Antimycobacterial activity, acute toxicity, and characterisation of compounds from selected medicinal plants used in the treatment of Tuberculosis in Uganda
MetadataShow full item record

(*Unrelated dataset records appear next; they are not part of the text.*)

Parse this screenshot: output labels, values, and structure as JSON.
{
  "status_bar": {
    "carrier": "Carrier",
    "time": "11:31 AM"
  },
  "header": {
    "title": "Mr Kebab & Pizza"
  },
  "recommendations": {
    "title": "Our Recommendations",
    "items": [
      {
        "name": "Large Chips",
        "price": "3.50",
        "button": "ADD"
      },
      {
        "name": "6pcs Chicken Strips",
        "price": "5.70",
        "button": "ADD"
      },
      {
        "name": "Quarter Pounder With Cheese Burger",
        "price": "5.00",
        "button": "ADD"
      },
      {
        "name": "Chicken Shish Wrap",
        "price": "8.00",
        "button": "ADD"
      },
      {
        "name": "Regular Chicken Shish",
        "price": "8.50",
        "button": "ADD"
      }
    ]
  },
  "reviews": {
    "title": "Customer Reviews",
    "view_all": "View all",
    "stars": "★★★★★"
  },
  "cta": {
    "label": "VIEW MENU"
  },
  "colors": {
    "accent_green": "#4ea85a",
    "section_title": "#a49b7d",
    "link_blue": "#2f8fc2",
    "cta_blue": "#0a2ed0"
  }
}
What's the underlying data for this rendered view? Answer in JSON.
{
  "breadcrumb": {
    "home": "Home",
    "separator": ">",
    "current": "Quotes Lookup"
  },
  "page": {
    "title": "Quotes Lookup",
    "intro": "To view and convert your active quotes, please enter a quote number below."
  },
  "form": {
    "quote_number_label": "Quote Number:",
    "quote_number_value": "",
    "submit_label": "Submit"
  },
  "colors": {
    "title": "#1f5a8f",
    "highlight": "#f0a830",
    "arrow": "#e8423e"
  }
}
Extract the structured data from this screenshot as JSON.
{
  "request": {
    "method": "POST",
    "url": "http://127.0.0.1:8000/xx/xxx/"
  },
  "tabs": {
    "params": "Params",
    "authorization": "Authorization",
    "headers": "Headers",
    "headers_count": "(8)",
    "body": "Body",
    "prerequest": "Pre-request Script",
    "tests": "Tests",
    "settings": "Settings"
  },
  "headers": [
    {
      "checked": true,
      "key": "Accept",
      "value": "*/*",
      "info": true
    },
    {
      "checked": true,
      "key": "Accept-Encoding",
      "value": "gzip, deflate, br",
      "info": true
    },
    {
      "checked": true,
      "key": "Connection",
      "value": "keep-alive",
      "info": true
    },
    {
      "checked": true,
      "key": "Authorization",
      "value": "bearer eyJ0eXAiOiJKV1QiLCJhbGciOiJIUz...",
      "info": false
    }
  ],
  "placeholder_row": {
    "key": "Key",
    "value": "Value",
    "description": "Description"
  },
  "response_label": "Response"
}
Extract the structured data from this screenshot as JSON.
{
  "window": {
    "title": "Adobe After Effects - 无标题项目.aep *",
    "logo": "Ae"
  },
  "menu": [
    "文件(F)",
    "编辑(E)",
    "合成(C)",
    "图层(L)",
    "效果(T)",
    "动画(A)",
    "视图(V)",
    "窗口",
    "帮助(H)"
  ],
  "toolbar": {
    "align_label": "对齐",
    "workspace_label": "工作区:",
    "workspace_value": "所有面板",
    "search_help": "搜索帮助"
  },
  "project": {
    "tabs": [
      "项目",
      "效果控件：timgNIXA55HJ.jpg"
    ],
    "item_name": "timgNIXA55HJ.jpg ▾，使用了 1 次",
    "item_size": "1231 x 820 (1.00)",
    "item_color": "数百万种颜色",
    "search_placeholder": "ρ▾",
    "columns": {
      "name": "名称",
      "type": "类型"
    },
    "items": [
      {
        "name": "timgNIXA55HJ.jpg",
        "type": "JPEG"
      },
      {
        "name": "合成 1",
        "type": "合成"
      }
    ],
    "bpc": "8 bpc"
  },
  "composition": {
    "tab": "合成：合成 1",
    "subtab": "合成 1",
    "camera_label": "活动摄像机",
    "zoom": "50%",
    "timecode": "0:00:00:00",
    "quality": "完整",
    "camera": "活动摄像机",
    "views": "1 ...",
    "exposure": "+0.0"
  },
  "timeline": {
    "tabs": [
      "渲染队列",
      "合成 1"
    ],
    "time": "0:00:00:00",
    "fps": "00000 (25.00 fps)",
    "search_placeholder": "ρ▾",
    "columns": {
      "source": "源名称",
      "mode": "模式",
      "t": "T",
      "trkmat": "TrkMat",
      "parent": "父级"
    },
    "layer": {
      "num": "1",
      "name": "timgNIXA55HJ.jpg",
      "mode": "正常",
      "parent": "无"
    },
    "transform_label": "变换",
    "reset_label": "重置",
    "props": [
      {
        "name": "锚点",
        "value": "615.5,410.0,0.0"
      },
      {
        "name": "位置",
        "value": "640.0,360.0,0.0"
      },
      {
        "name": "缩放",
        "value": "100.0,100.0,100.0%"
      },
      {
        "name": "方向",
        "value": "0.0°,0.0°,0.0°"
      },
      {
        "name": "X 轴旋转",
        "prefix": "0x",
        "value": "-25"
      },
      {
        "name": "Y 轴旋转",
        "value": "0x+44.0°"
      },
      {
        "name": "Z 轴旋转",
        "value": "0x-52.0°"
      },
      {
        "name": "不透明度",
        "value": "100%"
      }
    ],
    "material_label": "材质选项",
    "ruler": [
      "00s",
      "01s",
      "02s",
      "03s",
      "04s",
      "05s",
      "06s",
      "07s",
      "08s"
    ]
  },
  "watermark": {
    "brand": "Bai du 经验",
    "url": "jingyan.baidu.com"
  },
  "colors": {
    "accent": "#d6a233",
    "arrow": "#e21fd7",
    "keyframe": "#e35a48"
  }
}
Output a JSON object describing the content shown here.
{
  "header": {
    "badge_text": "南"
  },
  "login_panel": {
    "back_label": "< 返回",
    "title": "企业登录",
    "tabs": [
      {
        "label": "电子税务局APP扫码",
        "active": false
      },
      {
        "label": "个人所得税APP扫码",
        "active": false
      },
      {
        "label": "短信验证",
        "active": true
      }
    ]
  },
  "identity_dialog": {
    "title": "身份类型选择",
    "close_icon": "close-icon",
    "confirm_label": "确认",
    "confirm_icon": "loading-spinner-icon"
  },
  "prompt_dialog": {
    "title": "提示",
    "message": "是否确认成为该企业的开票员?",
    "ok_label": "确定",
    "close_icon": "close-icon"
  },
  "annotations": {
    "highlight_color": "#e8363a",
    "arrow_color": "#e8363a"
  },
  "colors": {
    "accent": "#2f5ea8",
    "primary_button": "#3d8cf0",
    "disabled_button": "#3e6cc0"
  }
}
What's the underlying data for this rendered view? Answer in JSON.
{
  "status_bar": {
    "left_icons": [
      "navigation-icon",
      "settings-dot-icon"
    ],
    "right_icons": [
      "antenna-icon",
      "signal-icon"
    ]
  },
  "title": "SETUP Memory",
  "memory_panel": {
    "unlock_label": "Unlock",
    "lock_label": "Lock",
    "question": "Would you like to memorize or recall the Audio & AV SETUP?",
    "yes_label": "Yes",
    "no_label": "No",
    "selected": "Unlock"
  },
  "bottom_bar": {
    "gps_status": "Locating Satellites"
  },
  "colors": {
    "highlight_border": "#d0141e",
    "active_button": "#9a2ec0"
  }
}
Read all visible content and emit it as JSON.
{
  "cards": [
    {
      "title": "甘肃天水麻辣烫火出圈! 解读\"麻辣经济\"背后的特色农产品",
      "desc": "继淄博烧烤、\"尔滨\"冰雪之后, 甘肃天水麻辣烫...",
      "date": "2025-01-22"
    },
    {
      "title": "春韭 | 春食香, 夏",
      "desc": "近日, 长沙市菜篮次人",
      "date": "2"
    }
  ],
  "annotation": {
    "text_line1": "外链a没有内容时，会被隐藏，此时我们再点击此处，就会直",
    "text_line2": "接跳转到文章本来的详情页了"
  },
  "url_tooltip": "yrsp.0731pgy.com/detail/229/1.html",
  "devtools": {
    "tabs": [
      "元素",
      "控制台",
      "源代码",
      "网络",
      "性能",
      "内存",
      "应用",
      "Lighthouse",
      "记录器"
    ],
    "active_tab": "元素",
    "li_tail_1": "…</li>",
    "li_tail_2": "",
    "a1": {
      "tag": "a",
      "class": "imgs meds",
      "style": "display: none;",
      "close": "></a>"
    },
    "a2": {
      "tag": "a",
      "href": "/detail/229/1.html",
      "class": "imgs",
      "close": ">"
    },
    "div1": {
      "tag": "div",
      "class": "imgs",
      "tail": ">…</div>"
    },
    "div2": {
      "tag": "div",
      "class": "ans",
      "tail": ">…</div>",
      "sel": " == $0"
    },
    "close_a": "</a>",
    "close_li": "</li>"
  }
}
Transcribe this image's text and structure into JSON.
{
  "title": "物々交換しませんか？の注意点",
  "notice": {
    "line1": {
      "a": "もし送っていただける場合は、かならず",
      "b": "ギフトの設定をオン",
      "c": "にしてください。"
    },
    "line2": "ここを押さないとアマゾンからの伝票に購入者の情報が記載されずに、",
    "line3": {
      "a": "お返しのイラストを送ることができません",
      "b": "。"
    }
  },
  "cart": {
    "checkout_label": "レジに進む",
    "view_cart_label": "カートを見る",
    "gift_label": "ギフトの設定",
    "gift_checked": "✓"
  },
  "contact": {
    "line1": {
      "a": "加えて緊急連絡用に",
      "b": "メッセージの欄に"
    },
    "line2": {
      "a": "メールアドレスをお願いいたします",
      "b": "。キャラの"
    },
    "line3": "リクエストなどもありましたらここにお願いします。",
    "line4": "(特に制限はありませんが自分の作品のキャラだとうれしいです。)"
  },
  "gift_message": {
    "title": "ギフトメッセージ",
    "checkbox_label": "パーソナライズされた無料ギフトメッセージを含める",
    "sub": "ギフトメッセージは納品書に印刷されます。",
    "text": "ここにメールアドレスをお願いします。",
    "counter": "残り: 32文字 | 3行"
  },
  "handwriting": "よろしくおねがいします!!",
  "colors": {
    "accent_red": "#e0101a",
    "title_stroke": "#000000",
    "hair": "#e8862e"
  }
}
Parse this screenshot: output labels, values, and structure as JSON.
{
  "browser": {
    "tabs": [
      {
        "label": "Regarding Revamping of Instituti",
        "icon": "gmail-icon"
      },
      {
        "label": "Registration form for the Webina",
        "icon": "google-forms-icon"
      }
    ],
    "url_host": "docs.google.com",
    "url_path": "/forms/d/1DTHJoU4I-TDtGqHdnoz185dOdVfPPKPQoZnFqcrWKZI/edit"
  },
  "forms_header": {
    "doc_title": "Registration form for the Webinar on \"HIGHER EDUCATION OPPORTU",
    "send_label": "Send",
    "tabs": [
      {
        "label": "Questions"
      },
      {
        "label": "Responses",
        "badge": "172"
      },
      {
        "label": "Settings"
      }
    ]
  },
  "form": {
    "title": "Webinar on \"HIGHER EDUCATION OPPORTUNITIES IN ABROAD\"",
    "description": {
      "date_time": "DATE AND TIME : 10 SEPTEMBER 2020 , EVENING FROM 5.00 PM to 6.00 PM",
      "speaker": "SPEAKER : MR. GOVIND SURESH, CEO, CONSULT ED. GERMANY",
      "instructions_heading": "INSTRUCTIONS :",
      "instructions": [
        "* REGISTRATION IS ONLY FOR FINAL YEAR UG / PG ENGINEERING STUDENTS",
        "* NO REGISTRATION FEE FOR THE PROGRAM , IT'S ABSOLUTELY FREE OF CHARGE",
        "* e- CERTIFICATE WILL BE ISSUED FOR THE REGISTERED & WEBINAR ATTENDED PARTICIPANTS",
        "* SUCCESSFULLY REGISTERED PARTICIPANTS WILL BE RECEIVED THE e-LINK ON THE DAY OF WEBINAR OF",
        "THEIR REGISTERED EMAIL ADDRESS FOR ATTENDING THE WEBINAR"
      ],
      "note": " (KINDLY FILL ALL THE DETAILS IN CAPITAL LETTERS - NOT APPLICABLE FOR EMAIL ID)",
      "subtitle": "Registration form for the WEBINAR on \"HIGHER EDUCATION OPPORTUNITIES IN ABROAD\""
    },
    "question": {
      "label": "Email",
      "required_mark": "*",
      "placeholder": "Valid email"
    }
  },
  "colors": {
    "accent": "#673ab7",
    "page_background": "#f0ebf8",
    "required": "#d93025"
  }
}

Tuberculosis (TB) is one of the leading causes of death globally, and the rise in drug-resistant forms of TB has become a significant threat (WHO, 2020). Subsequently, it is crucial to explore new, effective and safe anti-TB agents. Several plant species are used in traditional medicine for the treatment of TB in Africa. In Uganda, Acacia hockii, Albizia coriaria, Combretum molle, Warburgia ugandensis, and Zanthoxylum leprieurii are among the plant species used locally to treat tuberculosis, and they could have antimycobacterial compounds that may justify their traditional use but without scientific validation of their bioactivity and toxicity (Anywar et al., 2020; Bunalema et al., 2014; Muthee et al., 2011; Tabuti et al., 2010). This study aimed to conduct antimycobacterial activity and acute toxicity of the selected plant species’ crude extracts and isolate compounds from the stem bark of Z. leprieurii. The aqueous and methanol/dichloromethane (DCM) (1:1) extracts of each of the selected plant species and the isolated compounds were tested for antimycobacterial activity using microplate alamar blue assay (Lawal et al., 2011). For acute toxicity, a single dose (2000 mg/kg) of the aqueous extracts was orally administered to each adult female Winstar albino rat and then observed for 14 days (Lipnick et al., 1995; OECD, 2008). At the end of the experiment, blood samples were collected for haematological and biochemical analyses, while tissue samples from vital organs were collected for histopathological analysis. Isolation and purification of the compounds from the Z. leprieurii stem bark extract were performed using repeated column chromatography. Structure elucidation of the compounds was carried out using spectroscopic methods and by comparison with literature data. Aqueous extracts showed moderate-weak activity against the susceptible (H37Rv) TB strain and weak activity against the multidrug-resistant (MDR) TB strain. Methanol/DCM extracts showed significant-moderate activity against the susceptible (H37Rv) TB strain and moderate-weak activity against the MDR TB strain. After the acute toxicity tests, one mortality and significant lesions in the examined organs following histopathological analyses were recorded from the A. coriaria treated group. Still, the LD50 of all the extracts was estimated to be above 2000 mg/kg. Lupeol, sesamin, trans-fagaramide, arnottianamide, (S)-marmesinin, and hesperidin were isolated from the chloroform/methanol (1:1) extract of Z. leprieurii stem bark, and trans-Fagaramide showed significant antimycobacterial activity against the susceptible (H37Rv) TB strain (Oloya et al., 2021). A. hockii methanol/DCM extract had significant antimycobacterial activity against the susceptible (H37Rv) TB strain, and the methanol/DCM extracts of all the other selected plants had good antimycobacterial activity. The selected plant extracts except A. coriaria exhibited low acute toxicity levels and could be safe for formulations into herbal products. trans-Fagaramide may present a vital template in pursuit of novel and highly effective TB drugs.